We have re-established the Australian Building and Construction Commission (ABCC) which enforces the security of payment requirements in the Code for the Tendering and Performance of Building Work 2016. Under the code, contractors that have tendered for Commonwealth-funded building work must adhere to state and territory security of payment laws.

They must pay their subcontractors on time and not unreasonably withhold payment, otherwise they risk being excluded from Commonwealth funded building work for up to twelve months. This important work would be undone if Labor were to be elected, given its plans to abolish the ABCC and the Building Code.

The implementation of an effective regime to be established to minimise the use of non- conforming building products.

The Commonwealth does not have constitutional power to regulate buildings.

The Morrison Government is committed to working with state and territory counterparts to restore public confidence in Australia’s built environment.

The National Construction Code has always restricted the use of combustible cladding on high-rise buildings, and prior to fire incidents in recent years, the Commonwealth, states and territories had no reason to believe that building practitioners were not complying with the NCC.

The inappropriate use of cladding is an issue of non-compliance with the NCC and state and territory building regulations.

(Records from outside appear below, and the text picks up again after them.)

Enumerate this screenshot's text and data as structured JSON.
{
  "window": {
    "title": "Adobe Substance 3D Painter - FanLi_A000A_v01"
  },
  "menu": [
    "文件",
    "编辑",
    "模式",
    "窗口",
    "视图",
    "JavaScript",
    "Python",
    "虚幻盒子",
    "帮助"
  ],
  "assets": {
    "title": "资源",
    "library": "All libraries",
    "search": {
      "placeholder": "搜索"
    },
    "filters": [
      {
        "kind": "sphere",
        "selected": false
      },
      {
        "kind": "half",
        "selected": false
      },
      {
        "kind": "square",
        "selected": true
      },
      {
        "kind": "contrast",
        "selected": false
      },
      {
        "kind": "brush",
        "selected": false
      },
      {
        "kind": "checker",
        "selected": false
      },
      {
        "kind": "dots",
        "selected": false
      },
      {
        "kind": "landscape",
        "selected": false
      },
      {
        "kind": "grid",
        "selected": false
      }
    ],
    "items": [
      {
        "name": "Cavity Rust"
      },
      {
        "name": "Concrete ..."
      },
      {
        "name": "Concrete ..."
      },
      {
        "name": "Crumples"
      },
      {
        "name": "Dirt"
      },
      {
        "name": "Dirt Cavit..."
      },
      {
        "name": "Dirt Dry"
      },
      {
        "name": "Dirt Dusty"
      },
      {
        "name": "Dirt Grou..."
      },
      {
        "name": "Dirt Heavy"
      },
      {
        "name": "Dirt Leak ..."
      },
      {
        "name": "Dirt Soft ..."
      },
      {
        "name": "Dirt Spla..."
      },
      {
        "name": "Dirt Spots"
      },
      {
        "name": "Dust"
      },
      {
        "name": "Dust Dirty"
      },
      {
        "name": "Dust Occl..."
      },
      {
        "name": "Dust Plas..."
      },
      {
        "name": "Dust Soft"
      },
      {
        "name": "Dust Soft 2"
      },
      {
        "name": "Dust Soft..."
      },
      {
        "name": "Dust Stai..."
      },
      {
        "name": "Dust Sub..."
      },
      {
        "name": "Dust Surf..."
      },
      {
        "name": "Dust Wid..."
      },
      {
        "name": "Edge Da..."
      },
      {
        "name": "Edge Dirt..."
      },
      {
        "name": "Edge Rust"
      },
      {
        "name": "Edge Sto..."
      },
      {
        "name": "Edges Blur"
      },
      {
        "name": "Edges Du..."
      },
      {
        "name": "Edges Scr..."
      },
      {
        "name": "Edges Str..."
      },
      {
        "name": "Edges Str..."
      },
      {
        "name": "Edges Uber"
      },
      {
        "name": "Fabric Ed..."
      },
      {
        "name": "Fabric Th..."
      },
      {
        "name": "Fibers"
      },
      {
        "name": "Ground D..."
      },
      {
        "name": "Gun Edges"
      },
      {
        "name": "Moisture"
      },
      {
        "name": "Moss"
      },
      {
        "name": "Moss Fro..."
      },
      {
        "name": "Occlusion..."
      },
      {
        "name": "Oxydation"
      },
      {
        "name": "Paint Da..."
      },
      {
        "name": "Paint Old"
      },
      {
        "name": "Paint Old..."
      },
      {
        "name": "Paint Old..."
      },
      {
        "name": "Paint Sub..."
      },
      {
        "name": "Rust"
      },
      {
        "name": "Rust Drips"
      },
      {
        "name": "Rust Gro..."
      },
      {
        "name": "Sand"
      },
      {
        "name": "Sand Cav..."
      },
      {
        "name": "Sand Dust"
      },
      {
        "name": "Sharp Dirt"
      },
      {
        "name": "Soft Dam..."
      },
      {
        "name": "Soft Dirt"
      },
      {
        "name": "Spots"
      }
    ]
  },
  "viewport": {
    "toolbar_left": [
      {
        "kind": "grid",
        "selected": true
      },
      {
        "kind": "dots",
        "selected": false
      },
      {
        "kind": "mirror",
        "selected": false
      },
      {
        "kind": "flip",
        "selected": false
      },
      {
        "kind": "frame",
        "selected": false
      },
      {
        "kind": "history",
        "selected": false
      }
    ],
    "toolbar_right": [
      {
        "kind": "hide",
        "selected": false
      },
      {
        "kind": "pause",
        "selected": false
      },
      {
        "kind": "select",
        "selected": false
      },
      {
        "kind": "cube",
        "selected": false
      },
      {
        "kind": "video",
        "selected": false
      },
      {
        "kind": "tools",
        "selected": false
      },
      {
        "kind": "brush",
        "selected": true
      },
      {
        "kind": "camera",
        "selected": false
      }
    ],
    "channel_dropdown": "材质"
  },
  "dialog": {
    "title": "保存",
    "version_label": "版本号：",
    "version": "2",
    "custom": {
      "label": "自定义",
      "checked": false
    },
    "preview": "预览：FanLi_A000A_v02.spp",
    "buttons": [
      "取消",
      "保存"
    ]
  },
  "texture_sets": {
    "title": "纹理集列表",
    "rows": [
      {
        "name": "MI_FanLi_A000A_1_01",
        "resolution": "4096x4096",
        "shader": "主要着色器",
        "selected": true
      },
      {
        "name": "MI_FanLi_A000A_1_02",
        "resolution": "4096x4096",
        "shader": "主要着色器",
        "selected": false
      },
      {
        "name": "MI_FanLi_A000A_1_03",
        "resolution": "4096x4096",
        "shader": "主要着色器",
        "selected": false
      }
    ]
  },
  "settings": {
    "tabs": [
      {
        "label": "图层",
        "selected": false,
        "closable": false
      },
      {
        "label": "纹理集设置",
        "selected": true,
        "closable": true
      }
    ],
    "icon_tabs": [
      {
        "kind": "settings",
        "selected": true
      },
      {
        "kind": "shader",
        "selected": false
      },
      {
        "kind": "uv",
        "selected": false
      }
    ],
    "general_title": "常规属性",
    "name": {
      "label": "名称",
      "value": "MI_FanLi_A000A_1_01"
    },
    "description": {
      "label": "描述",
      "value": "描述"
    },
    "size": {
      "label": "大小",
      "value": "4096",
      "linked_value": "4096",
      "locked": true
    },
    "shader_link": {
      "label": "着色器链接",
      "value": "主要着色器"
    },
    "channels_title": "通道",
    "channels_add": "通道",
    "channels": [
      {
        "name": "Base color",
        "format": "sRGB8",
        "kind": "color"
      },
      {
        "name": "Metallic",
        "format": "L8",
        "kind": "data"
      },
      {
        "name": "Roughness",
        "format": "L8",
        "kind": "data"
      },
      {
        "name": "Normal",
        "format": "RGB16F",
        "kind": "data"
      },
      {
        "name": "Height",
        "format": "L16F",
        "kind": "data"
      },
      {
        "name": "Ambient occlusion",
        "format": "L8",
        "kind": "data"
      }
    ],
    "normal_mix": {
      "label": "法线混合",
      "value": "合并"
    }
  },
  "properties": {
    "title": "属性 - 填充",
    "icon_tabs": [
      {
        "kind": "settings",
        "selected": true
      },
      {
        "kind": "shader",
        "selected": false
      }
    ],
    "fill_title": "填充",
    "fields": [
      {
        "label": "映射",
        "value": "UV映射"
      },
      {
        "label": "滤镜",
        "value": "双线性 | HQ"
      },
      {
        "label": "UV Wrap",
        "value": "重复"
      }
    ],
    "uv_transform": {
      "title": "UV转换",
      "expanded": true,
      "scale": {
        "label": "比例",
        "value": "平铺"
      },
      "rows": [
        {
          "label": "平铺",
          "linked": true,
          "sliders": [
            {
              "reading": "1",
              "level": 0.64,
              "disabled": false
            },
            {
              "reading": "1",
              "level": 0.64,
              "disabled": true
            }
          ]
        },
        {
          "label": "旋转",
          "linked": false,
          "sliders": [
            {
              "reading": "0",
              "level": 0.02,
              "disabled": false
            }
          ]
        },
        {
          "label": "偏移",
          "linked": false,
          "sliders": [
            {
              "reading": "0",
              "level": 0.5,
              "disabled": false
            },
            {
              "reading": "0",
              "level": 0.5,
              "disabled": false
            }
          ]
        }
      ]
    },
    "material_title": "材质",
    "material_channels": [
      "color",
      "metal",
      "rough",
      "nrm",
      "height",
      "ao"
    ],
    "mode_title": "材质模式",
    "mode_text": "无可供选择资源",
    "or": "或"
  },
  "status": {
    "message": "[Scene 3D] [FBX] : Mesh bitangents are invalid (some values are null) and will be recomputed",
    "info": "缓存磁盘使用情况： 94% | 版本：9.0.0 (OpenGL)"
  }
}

Enforcement of these rules is the responsibility of state and territory governments.

Building Ministers’ Forum (BMF) actions on cladding

The prevention of the inappropriate use of aluminium composite panels (ACPs) has been a key area of focus for the BMF.

The BMF expedited the implementation of a comprehensive package of measures by the Australian Building Codes Board (ABCB), to prevent non-compliant use of wall cladding on high- rise buildings.

The out-of-cycle amendments to the NCC include:

  • a more rigorous testing standard for determining the fire safety of external wall assemblies (AS 5113:2016);
  • introduction of a new Verification Method to demonstrate compliance with the existing fire safety Performance Requirements;
  • increased stringency for the sprinkler protection of balconies on residential buildings; and
  • stricter compliance documentation requirements in the NCC’s evidence of suitability provisions.

State Ministers agreed in October 2017 to use their powers to prohibit the inappropriate use of these products on buildings of more than three storeys.

At their February 2019 meeting Ministers agreed to expand this to a total ban in new construction subject to an impact assessment.

A number of other significant reforms continue to be progressed by the BMF, including:

  • development of a Technical Standard for permanent labelling of aluminium composite cladding products (etched or printed), ahead of development of an Australian Standard, to prevent unsuitable product substitution
  • the Building Regulators’ Forum working with fire authorities on the best method of making information available to assist them to respond to buildings with ACPs, and
  • overseeing the cladding audits and reviews being undertaken across

The BMF is also considering ways to address the cost of cladding rectification works, and has given in-principle support that building practitioners should owe a duty of care to building owners (and subsequent building owners) for residential construction work and certain commercial construction or small business.

Further, I received the following response from Pauline Hanson’s parliamentary advisor:

Thank you for your letter of 4 April and the enclosed brochure outlining ACIF’s policy priorities.  Senator Hanson has asked me to respond on her behalf that she is supportive of these and certainly that the Australian Building and Construction Commission be retained.  Together with other One Nation Senators she will do what she can to ensure this happens.